- Solar power: You will see a lot of homesteads and communities using solar panels to power their homes. This province has several solar incentive programs like the EfficiencyPEI, the Home Insulation Rebates, and the EfficiencyPEI Home Energy Low-Income Program. Basically, you can also insulate your home and set up a solar power system by only applying to one of the incentive programs. In addition to this, you can also apply for the Solar Cash Incentive program, which you can apply on top of a rebate.
- Wind power: The maritime climate is excellent for generating power with wind turbines, although there are not that common on the island as the local authorities mostly focus on offering solar power incentives.
Off Grid Laws
Living off the grid in Prince Edward Island is legal, and there are a lot of smaller communities that live off the grid. The local authorities also help with generous incentive programs although certain conditions do apply. The homeschooling laws are fairly relaxed, some would say they are way too relaxed as they do not have any oversight.
Due to the relatively small size of Prince Edward Island, this province doesn’t have any problems with road access. It has roads all across the islands and trails formed on the old railways, although during the wintertime you will have to drive carefully as the high humidity can form ice in certain areas.
Price Of Land
The price of land is above the national average, although this is a truly unique place in Canada, no other province can compare with it. In the past, it was considered a luxury retreat and in some areas, it still has this status, so if you want to buy a piece of land or property then you should probably avoid these areas.
Cost Of Living
The cost of living is also slightly higher than the national average, this province doesn’t have any road access to the neighboring provinces as it is an island, which will add up to the cost of living as everything has to be either shipped in or flown in. The good news is that the cost of living isn’t increased by that much like in some of the northern provinces where some communities have to wait weeks for supplies.
The unemployment rate in Prince Edward Island is around 7-8%, this number tends to fluctuate a lot mostly because of the seasonal workers in the agriculture industry. The minimum wage is $12.85 which is significantly higher than in the neighboring provinces. The biggest industries are agriculture, commercial fishing, aerospace manufacturing, healthcare, renewable energy, and tourism.
The most common natural disasters in this province are floods, storms, blizzards, and hurricanes. Overall Prince Edward Island is a fairly safe province, although during the wintertime some of the blizzards tend to last quite a bit.
- Prince Edward Island offers a favorable environment for off-grid living due to its relatively affordable cost of living, including housing and utilities.

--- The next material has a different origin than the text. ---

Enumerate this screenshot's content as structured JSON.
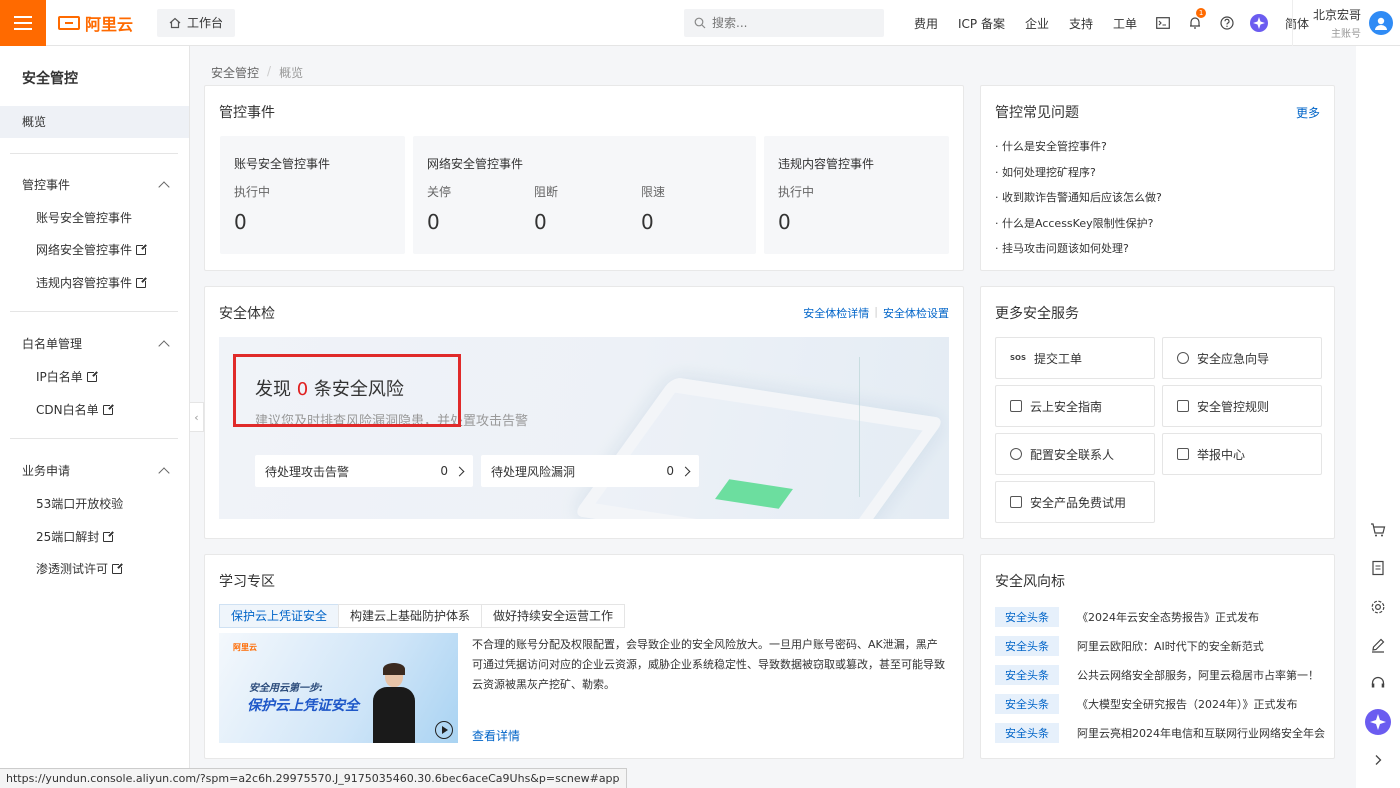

- The island’s natural resources, such as fertile land and access to water, make it conducive to self-sustaining lifestyles.
- However, it’s important to consider factors like limited job opportunities, a seasonal economy, and potential isolation from larger cities when planning for off-grid living in Prince Edward Island.